Book Image

Julia Programming Projects

By : Adrian Salceanu
Book Image

Julia Programming Projects

By: Adrian Salceanu

Overview of this book
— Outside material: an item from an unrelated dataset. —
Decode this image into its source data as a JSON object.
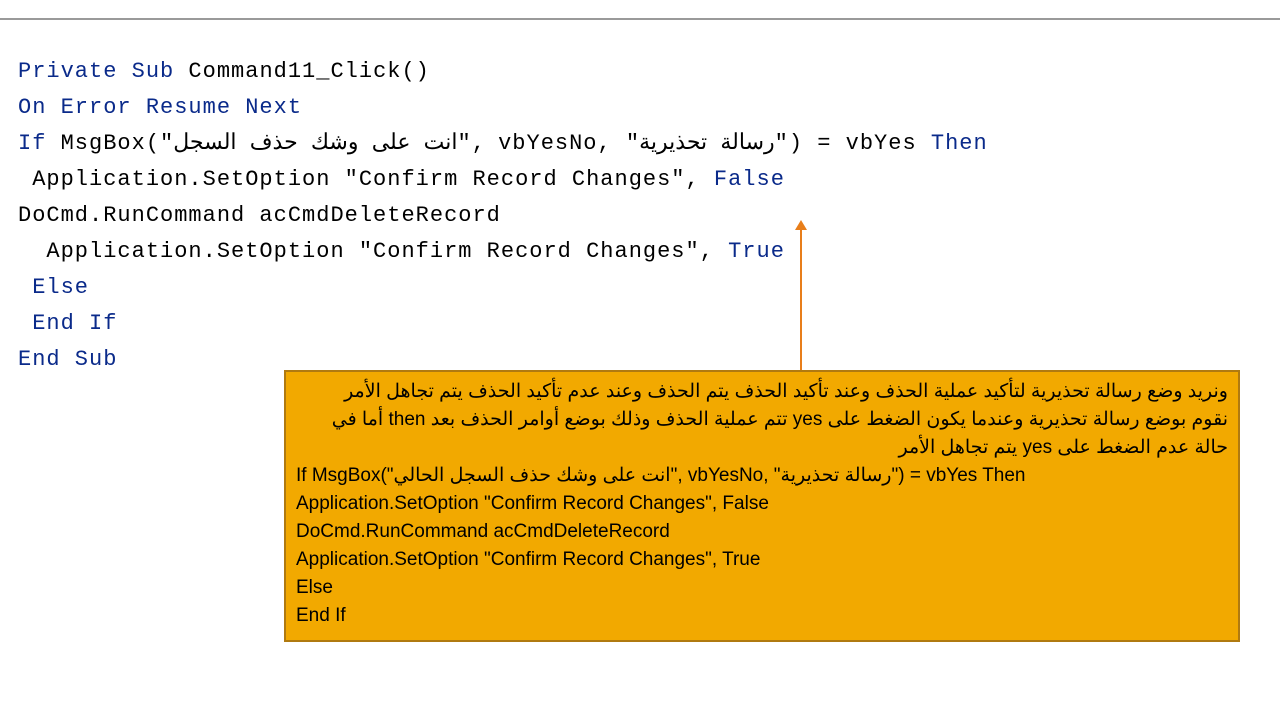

Julia is a new programming language that offers a unique combination of performance and productivity. Its powerful features, friendly syntax, and speed are attracting a growing number of adopters from Python, R, and Matlab, effectively raising the bar for modern general and scientific computing. After six years in the making, Julia has reached version 1.0. Now is the perfect time to learn it, due to its large-scale adoption across a wide range of domains, including fintech, biotech, education, and AI. Beginning with an introduction to the language, Julia Programming Projects goes on to illustrate how to analyze the Iris dataset using DataFrames. You will explore functions and the type system, methods, and multiple dispatch while building a web scraper and a web app. Next, you'll delve into machine learning, where you'll build a books recommender system. You will also see how to apply unsupervised machine learning to perform clustering on the San Francisco business database. After metaprogramming, the final chapters will discuss dates and time, time series analysis, visualization, and forecasting. We'll close with package development, documenting, testing and benchmarking. By the end of the book, you will have gained the practical knowledge to build real-world applications in Julia.
Table of Contents (19 chapters)
Title Page
Copyright and Credits
About Packt


The dictionary, called Dict, is one of Julia's most powerful and versatile data structures. It's an associative collection—it associates keys with values. You can think of a Dict as a look-up table implementation—given a single piece of information, the key, it will return the corresponding value.

Constructing dictionaries

Creating an empty instance of a Dict is as simple as the following:

julia> d = Dict() 
Dict{Any,Any} with 0 entries

The information between the curly brackets, {Any,Any}, represents the types of keys and values of the Dict. Thus, the concrete type of a Dict itself is defined by the type of its keys and values. The compiler will do its best to infer the type of the collection from the types of its parts. In this case, since the dictionary was empty, no information could be inferred, so Julia defaulted to Any and Any.

An {Any,Any} type of Dict allows us to add any kind of data, indiscriminately. We can use the setindex! method to add a new key-value pair to the...